FEATURE: Taiwan a popular option: Filipino workers

By Christie Chen  /  CNA, with staff writer

Sun, Jun 16, 2013 - Page 3

The plight of Filipinos in Taiwan has been carefully scrutinized during an ongoing diplomatic spat over the past month between Taipei and Manila.

Amid the dispute over the fatal shooting of a 65-year-old Taiwanese fisherman, Hung Shih-cheng (洪石成), by Philippine Coast Guard personnel on May 9, the media reported, sometimes inaccurately, that Filipinos were being discriminated against or mistreated by angry Taiwanese.

Yet conversations with Filipinos who have experience of living in Taiwan and other countries indicate that Taiwan is an attractive work destination for overseas foreign workers for a number of reasons, including high pay, close proximity to home, a safe living environment and the hospitality of the people.

Meliza Lopez, who worked in Taiwan for two years as a domestic caregiver before leaving for Canada last year, said that the wages she earned in Taiwan were much higher than what she was paid in Malaysia, where she worked as a caregiver for three years.

The 38-year-old, who now works as a cashier in a fast food chain in Canada, earned about 24,000 Philippine pesos (US$567) a month in Taiwan, compared with 14,000 pesos a month in Malaysia.

Prior to the diplomatic spat between Taiwan and the Philippines, Lopez had planned to help her brother find a job with an electronics company in Taiwan.

She said her Filipino friends who had worked in the electronics sector in Taiwan were able to earn between 40,000 and 45,000 pesos a month.

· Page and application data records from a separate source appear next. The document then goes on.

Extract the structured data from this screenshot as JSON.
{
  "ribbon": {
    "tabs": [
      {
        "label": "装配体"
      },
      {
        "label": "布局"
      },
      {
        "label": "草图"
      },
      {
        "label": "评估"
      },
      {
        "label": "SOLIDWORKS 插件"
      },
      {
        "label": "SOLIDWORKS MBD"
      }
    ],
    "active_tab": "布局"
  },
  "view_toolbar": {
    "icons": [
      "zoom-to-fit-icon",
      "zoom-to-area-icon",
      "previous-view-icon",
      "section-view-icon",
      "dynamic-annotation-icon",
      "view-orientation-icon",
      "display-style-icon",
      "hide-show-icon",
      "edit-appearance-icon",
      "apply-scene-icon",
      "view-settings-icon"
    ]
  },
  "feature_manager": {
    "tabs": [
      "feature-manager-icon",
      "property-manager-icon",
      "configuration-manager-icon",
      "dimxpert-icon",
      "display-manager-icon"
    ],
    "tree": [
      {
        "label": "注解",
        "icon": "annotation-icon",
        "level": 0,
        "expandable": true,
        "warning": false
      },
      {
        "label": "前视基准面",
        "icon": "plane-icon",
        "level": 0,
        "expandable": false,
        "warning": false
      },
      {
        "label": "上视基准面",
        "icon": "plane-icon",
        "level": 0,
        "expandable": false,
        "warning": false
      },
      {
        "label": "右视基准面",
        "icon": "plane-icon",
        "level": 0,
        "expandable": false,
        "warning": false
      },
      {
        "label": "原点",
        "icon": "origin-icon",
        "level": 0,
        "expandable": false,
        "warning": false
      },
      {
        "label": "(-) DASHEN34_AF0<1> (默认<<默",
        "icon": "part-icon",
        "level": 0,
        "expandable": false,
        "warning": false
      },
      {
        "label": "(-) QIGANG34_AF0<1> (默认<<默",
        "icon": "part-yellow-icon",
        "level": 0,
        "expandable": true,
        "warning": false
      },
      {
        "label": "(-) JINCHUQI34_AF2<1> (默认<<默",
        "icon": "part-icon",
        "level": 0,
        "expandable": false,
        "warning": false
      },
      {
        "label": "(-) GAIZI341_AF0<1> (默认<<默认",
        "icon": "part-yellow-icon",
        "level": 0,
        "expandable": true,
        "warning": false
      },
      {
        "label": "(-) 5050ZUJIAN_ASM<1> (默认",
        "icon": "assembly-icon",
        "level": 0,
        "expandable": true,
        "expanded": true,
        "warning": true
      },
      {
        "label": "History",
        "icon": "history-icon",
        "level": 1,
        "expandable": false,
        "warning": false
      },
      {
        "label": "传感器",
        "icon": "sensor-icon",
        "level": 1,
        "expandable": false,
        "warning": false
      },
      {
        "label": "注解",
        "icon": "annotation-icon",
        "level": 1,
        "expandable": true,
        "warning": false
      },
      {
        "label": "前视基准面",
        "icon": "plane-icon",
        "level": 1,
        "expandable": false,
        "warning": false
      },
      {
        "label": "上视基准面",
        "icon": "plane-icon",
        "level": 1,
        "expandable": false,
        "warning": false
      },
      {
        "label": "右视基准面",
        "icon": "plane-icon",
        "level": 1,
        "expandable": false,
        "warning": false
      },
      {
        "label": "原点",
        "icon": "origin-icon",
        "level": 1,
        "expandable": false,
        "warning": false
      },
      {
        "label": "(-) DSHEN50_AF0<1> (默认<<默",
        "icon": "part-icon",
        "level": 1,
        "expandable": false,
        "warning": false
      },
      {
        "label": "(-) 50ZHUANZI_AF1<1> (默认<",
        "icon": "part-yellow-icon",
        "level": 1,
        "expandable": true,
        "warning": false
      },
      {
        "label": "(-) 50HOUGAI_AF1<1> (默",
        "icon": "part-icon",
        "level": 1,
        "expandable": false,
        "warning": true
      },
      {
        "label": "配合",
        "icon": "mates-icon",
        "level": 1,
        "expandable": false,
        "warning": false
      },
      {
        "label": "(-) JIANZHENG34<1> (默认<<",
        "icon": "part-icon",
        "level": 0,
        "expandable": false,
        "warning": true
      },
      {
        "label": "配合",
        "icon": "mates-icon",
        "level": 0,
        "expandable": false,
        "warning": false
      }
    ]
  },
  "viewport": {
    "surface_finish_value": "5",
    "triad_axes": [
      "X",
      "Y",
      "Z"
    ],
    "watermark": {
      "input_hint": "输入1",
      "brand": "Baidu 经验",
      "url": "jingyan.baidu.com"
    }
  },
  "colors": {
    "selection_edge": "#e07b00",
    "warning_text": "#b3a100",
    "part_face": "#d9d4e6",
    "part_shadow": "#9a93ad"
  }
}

“I only recommended Taiwan, because factory workers [are] more in demand and they have higher salaries,” Lopez said, adding that Taiwan was safer than many other countries.

However, the family’s plans were put on hold when Taiwan put a hiring freeze on Filipino workers in response to Manila’s response to the shooting, leaving Lopez “very disappointed.”

Lopez, who now earns more than 40,000 pesos a month in her new country, moved to Canada because she can apply for permanent residence there and have her children live with her, options not available in Taiwan.

However, she said she still cherishes her memories from her time here.

Rosalina Cato, Lopez’s colleague at the fast food chain in Canada, said Taiwan’s proximity to the Philippines and the hospitality of the Taiwanese made the country a desirable place in which to work.

Taiwan is just two hours away from the Philippines by plane and there are many Filipino workers in Taiwan, so “I was not homesick at all,” said Cato, who worked in a factory in Taiwan for nine years.

The 32-year-old said she left Taiwan for Canada only because she was approaching the maximum number of years foreign workers are allowed to work in Taiwan, which is 12 years.

Had there been no limits, “I would not have chosen any other country than Taiwan,” Cato said.

For 59-year-old domestic caregiver Taganahan Lilia Tomecos, proximity to the Philippines was a big selling point for Taiwan because it allows her to visit her children and aging father back home every year.

The friendliness of the people has also made an impression.

“All my Taiwanese friends are so nice,” she said. “I’ll never forget Taiwan.”

How prevalent that sentiment is among Filipinos in general is hard to discern because there are no surveys showing the relative satisfaction of overseas foreign workers in different countries.

However, an article in a Singapore newspaper late last year seemed to support the idea that Taiwan, the seventh biggest destination for overseas foreign workers between 2007 and 2011, is attractive to Filipinos.

A Straits Times report in December last year on the declining quality of Philippine maids in Singapore said it was because Taiwan and Hong Kong were attracting the best Filipino workers.

Taiwan and Hong Kong offer maids salaries that are between 50 percent and 85 percent higher than in Singapore and “get the first pick of the hard-working and enthusiastic workers,” the report said.

However, not all Filipinos have great experiences here. Occupational injuries occur because of the sometimes high-risk nature of some of their jobs, and some run into abusive supervisors.

Nevertheless, once the diplomatic dispute ends and the freeze on hiring Filipino workers is removed, Filipino workers said Taiwan would still be a top choice for them.

“Taiwan is a beautiful place and the people here are hospitable just like in other countries,” 36-year-old domestic caregiver Oria Gayaden said.

Meanwhile, Lopez and Cato, who are now working in Newfoundland and Labrador, said they missed Taiwan’s fresh vegetables, tasty food and warm weather, and the friends they made in the country.